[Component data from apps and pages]
• • • • • • •

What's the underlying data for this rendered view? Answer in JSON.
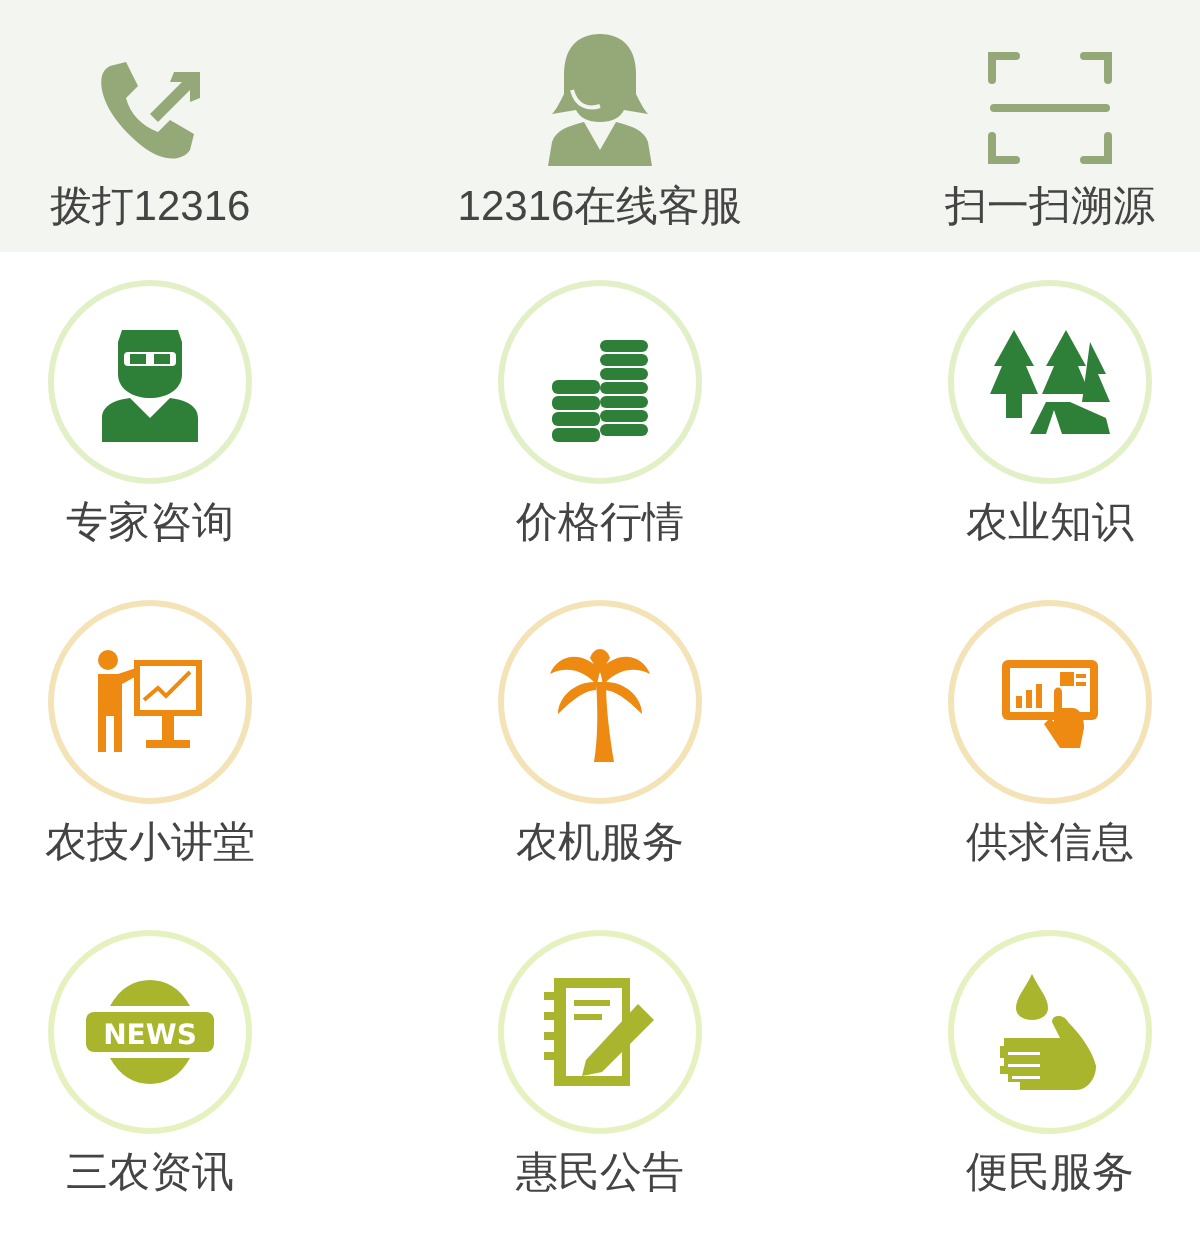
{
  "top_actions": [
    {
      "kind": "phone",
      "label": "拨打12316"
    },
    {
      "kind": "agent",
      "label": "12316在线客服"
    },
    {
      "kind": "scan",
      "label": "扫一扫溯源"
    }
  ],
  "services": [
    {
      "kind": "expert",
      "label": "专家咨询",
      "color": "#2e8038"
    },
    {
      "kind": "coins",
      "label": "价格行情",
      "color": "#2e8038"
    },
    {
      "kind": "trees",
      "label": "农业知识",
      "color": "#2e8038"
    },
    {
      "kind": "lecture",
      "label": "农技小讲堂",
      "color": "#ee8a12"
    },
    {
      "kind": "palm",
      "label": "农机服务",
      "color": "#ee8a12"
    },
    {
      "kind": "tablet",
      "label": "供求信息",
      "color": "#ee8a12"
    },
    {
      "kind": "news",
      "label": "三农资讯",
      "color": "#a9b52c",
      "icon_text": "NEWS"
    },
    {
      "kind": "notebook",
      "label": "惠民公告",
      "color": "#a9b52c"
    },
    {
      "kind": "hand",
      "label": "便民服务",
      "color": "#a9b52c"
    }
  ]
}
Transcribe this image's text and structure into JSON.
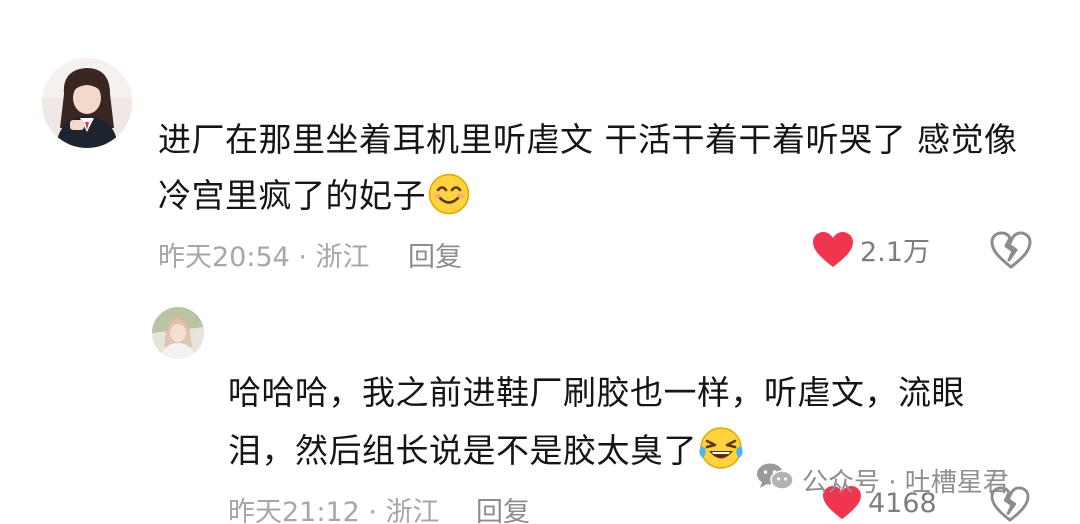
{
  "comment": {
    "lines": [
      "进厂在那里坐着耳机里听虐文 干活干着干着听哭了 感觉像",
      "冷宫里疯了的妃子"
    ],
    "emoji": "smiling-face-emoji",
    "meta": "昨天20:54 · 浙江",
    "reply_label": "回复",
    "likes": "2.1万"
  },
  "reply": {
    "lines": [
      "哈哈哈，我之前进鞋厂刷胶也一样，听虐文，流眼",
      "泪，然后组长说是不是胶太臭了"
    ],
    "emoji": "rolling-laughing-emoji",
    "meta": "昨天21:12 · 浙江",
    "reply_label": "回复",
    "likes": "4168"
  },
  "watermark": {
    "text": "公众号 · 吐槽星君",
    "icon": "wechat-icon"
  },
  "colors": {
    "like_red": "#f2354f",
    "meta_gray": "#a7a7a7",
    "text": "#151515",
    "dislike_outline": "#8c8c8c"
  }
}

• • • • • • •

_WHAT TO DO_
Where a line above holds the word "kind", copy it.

_OUTPUT OF THE EXERCISE_
      "kind": "phone",
      "kind": "agent",
      "kind": "scan",
      "kind": "expert",
      "kind": "coins",
      "kind": "trees",
      "kind": "lecture",
      "kind": "palm",
      "kind": "tablet",
      "kind": "news",
      "kind": "notebook",
      "kind": "hand",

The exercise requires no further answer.